*Work request*:
If a line includes "hint", copy it out of the entries.

[[ Data, beginning ]]

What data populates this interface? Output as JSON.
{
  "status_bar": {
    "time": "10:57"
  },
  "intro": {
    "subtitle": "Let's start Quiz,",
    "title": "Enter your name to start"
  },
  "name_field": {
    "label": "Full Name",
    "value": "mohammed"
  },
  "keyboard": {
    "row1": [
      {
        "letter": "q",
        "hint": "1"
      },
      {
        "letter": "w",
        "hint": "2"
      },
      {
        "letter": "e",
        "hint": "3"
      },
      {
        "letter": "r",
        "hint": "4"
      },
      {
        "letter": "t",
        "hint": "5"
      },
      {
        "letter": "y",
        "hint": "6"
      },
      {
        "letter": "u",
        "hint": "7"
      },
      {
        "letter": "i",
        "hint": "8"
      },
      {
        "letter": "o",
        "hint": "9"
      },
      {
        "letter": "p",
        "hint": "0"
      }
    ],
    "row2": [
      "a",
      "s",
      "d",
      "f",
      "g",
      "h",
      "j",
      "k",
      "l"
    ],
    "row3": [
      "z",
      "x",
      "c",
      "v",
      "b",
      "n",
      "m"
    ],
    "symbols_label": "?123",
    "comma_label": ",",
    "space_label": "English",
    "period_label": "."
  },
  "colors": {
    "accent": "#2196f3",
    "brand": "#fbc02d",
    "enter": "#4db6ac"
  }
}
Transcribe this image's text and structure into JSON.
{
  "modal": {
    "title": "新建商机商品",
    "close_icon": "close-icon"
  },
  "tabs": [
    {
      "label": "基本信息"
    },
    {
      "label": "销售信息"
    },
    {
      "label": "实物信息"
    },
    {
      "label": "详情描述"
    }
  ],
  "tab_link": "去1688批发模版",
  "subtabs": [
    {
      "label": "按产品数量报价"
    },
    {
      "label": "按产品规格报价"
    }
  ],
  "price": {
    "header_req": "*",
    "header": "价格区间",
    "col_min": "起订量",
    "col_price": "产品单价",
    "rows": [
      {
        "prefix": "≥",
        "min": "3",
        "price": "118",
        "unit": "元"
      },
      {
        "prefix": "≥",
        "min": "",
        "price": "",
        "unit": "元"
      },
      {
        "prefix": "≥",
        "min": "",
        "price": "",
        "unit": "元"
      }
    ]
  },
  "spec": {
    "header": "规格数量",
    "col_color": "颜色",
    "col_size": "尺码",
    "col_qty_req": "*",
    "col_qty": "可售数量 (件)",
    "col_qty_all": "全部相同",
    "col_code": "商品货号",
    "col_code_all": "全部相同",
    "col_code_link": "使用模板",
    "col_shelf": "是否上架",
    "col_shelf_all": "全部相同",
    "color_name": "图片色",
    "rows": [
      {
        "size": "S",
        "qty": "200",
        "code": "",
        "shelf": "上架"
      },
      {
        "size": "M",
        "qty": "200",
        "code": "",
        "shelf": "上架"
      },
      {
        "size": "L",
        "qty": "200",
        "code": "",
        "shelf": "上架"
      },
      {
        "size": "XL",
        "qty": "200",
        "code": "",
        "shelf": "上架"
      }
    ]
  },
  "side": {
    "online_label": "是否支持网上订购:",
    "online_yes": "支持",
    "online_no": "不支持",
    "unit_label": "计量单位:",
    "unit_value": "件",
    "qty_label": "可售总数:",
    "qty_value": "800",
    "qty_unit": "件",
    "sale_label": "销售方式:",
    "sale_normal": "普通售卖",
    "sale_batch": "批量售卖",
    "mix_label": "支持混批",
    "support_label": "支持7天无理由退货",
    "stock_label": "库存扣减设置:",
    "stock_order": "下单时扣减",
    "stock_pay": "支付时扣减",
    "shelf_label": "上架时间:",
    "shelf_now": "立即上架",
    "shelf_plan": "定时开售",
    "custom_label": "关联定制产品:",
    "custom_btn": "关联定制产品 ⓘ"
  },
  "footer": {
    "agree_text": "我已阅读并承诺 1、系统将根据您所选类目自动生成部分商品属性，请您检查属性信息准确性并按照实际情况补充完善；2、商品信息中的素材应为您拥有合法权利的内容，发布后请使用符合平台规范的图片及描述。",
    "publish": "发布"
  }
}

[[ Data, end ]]

*The completed task*:
        "hint": "1"
        "hint": "2"
        "hint": "3"
        "hint": "4"
        "hint": "5"
        "hint": "6"
        "hint": "7"
        "hint": "8"
        "hint": "9"
        "hint": "0"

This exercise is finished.